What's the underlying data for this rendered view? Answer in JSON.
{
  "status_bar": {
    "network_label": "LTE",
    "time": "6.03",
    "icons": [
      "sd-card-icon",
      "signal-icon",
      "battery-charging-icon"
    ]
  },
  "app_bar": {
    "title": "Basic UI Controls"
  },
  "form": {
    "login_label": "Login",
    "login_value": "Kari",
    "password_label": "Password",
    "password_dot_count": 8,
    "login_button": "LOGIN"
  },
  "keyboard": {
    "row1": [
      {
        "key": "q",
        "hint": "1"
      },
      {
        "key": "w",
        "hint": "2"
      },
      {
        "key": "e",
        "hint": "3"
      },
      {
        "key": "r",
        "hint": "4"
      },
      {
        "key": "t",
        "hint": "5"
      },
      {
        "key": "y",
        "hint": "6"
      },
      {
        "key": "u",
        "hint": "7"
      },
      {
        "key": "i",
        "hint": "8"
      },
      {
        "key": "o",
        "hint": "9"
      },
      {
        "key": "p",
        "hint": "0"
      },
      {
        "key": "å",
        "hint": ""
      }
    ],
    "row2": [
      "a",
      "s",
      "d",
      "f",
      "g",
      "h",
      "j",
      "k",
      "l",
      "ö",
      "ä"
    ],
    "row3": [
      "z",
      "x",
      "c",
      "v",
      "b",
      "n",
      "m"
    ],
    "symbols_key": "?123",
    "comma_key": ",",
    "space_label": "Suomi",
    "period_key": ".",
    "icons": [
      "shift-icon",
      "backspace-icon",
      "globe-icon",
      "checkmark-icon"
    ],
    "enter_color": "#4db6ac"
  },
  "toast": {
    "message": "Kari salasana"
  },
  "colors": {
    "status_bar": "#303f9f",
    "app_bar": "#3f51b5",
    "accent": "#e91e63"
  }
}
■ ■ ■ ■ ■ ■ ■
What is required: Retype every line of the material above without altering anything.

Response:
What's the underlying data for this rendered view? Answer in JSON.
{
  "status_bar": {
    "network_label": "LTE",
    "time": "6.03",
    "icons": [
      "sd-card-icon",
      "signal-icon",
      "battery-charging-icon"
    ]
  },
  "app_bar": {
    "title": "Basic UI Controls"
  },
  "form": {
    "login_label": "Login",
    "login_value": "Kari",
    "password_label": "Password",
    "password_dot_count": 8,
    "login_button": "LOGIN"
  },
  "keyboard": {
    "row1": [
      {
        "key": "q",
        "hint": "1"
      },
      {
        "key": "w",
        "hint": "2"
      },
      {
        "key": "e",
        "hint": "3"
      },
      {
        "key": "r",
        "hint": "4"
      },
      {
        "key": "t",
        "hint": "5"
      },
      {
        "key": "y",
        "hint": "6"
      },
      {
        "key": "u",
        "hint": "7"
      },
      {
        "key": "i",
        "hint": "8"
      },
      {
        "key": "o",
        "hint": "9"
      },
      {
        "key": "p",
        "hint": "0"
      },
      {
        "key": "å",
        "hint": ""
      }
    ],
    "row2": [
      "a",
      "s",
      "d",
      "f",
      "g",
      "h",
      "j",
      "k",
      "l",
      "ö",
      "ä"
    ],
    "row3": [
      "z",
      "x",
      "c",
      "v",
      "b",
      "n",
      "m"
    ],
    "symbols_key": "?123",
    "comma_key": ",",
    "space_label": "Suomi",
    "period_key": ".",
    "icons": [
      "shift-icon",
      "backspace-icon",
      "globe-icon",
      "checkmark-icon"
    ],
    "enter_color": "#4db6ac"
  },
  "toast": {
    "message": "Kari salasana"
  },
  "colors": {
    "status_bar": "#303f9f",
    "app_bar": "#3f51b5",
    "accent": "#e91e63"
  }
}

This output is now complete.